In the mid-60’s my mother’s heart was broken as she witnessed Alzheimer’s disease slowly steal her father’s memories and, what is more, change his entire personality. When he went after my grandmother with a pillow and tried to suffocate her, my mother had no choice, but to place him in residential care. Instead of taking all those trips he and my grandmother dreamt about, the proud CEO of Western Union who oversaw the laying of the first intercontinental cable, slept, unshaven, in his rumpled suit and seldom emerged from his room. After he died, my mother repeatedly told us, “I do not care how I die, but I pray I do not die of Alzheimer’s.” Her prayer was not answered.
In the summer of 1998 my family and I were visiting my parents in Santa Fe, NM. My mother came to the hotel where we were staying and told us about a new bookstore in town. She asked if we wanted to visit it. My wife and I told her we did. So, we walked out of our room to the elevator, took it down one floor, and stepped out into the lobby. My mother then looked around confused, turned to me and asked, “Where are we going?” In five minutes she had forgotten something that was important enough to her that she drove from their home to the hotel to tell us about. This was not normal. After we returned to New York, my father went with her to a neurologist and, before long, they were told she had dementia, most likely Alzheimer’s disease. Her prayer had not been answered.

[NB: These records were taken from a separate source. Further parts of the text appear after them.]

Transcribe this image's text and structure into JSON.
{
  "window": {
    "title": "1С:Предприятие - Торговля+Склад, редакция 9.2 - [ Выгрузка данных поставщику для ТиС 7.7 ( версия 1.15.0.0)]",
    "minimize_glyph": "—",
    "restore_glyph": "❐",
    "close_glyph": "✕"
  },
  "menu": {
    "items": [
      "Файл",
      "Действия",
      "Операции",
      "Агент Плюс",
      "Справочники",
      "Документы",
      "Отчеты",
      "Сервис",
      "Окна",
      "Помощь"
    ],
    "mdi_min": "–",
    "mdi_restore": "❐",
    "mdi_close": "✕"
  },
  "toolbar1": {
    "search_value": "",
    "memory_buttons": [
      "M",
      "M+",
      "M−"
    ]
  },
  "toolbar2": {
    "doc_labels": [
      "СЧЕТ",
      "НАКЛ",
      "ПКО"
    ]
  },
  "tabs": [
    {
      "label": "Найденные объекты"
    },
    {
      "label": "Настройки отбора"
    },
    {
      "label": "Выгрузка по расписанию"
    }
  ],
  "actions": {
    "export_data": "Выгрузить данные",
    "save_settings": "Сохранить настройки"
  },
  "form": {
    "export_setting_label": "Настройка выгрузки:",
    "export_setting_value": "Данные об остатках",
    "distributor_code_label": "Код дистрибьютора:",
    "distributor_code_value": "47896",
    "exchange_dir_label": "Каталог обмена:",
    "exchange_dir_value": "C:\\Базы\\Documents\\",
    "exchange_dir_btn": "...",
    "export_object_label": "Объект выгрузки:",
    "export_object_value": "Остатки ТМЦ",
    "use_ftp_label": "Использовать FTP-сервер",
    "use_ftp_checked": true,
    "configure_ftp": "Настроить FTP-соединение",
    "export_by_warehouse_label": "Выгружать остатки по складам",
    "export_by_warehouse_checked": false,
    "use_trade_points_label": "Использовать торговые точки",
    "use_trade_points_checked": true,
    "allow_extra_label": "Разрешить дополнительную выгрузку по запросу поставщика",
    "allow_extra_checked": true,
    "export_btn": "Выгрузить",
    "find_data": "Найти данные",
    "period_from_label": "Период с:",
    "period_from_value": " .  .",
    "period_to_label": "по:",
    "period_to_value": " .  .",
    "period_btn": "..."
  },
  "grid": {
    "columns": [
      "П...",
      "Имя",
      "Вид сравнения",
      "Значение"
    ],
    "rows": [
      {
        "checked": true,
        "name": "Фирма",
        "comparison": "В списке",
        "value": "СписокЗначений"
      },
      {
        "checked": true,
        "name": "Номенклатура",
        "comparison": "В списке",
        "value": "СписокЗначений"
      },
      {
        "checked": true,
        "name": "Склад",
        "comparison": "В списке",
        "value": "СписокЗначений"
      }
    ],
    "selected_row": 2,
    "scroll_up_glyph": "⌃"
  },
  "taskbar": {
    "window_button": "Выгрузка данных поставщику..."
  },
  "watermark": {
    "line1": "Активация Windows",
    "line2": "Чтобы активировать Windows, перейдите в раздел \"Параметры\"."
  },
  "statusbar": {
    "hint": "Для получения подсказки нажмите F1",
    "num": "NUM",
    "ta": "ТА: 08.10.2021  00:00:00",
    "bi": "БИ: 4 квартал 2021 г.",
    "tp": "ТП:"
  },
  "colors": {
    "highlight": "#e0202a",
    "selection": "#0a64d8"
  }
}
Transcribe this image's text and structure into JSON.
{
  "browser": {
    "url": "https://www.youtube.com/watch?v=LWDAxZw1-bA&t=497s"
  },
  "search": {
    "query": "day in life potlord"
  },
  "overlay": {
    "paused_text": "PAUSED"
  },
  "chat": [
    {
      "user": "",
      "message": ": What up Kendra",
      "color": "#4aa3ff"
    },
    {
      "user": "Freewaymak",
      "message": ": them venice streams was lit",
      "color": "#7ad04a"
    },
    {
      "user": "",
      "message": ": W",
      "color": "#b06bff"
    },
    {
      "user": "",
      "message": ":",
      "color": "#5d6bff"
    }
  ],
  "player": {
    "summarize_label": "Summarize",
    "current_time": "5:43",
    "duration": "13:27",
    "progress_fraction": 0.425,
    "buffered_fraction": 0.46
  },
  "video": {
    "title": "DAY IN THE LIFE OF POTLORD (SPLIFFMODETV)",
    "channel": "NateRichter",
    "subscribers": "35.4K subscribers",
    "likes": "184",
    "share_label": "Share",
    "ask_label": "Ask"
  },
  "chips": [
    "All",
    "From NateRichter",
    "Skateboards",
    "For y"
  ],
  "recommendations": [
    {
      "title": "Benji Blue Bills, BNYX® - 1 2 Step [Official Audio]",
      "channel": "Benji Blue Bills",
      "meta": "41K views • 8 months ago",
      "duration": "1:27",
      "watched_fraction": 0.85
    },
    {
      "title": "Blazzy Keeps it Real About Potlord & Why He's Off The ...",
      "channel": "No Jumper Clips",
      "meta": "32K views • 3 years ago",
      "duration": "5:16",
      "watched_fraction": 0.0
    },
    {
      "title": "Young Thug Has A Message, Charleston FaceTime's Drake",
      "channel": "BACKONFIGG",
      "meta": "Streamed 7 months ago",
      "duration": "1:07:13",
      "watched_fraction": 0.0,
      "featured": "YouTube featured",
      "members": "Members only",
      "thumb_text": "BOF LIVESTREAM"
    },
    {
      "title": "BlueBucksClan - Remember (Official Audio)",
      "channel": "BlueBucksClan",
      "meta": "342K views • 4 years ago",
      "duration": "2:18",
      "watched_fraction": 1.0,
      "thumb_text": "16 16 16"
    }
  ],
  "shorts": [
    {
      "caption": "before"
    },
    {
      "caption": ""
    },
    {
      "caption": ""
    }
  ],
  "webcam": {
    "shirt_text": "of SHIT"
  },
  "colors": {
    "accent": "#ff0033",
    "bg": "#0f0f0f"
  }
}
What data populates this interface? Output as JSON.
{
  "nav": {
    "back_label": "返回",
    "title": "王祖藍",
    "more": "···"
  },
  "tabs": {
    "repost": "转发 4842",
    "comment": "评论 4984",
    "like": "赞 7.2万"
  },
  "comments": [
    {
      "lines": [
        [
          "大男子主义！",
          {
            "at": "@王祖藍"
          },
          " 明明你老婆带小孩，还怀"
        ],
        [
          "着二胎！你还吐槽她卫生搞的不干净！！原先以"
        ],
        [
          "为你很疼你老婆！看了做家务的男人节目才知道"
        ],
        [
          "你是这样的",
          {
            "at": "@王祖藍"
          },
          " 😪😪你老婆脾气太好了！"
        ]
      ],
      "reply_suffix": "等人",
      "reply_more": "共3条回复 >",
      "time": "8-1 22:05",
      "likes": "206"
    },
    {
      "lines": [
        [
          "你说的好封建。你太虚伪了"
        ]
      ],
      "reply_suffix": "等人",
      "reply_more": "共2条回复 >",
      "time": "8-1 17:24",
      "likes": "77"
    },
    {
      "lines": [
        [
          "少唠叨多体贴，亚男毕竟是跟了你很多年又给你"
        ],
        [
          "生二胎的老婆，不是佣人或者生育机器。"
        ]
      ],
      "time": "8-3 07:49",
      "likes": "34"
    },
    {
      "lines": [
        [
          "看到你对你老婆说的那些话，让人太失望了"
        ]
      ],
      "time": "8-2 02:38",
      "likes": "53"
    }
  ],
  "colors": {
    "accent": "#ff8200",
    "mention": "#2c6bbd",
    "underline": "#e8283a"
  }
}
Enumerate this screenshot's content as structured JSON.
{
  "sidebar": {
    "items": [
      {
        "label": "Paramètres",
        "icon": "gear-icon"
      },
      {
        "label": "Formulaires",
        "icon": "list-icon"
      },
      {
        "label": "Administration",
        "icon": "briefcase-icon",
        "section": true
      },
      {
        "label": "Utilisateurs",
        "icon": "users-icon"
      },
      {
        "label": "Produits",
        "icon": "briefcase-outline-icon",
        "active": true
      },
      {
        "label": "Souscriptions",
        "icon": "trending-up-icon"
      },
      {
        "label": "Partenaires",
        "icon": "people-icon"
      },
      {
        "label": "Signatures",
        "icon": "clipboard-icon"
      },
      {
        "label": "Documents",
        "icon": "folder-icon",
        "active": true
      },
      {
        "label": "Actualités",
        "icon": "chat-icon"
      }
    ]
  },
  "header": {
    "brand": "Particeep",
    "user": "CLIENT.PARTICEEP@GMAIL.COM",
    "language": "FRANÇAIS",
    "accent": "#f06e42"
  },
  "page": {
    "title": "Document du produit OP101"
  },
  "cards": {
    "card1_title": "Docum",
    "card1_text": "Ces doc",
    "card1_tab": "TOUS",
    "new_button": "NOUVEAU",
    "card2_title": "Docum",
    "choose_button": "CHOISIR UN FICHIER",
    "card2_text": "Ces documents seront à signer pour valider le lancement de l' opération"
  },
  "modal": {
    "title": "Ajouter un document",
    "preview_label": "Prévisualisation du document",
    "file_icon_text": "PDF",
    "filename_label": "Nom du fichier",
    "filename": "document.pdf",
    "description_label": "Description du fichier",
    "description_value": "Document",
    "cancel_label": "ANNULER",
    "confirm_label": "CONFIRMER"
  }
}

She was angry and we were devastated. At first, my mother developed little tricks to help her remember things. She found ways of disguising the disease. As time went on it became more and more difficult for my father to care for her. One day she wandered eight miles from home and was not found until one in the morning. She no longer recognized my father as her husband of over fifty years. She simply referred to him as “the man with all the rules.” My father lay awake at nights worrying about how he was to pay for her care. When he did manage to fall asleep, she would wake up and, agitated, wake him up as well. In 2006 my father realized that his prayers for my mother were not going to be answered. He died of a broken heart. Four years later, my mother’s body forgot how to rouse itself in the morning. I received a call letting me know that the people in the facility where she lived could not rouse her. Twenty minutes later they called to let me know she was gone. My brother, my sister and I had prayed one of us could be with her when the time came for her to die. Our prayer was not answered.
My story is not unique. Every 67 seconds someone in the United States develops Alzheimer’s. There are currently over 5.4 million Americans living with the disease. If we do not find a cure or, at least, a way to slow down the progress of the disease, by 2050 there will be 16 million living with Alzheimer’s.
On September 23rd I will join 1,500 other people in a Walk to End Alzheimer’s® that will be held at Siena College. I invite you to join my team – The Memory Keepers – so that together we can create a world without Alzheimer’s.
Together, we can be the answer to someone's prayer, we can end Alzheimer's disease. Please make a donation to advance the care, support and research efforts of the Alzheimer's Association.
Thank you for joining the fight against Alzheimer's!
Thank you for helping us advance Alzheimer's support, care and research!
I have raised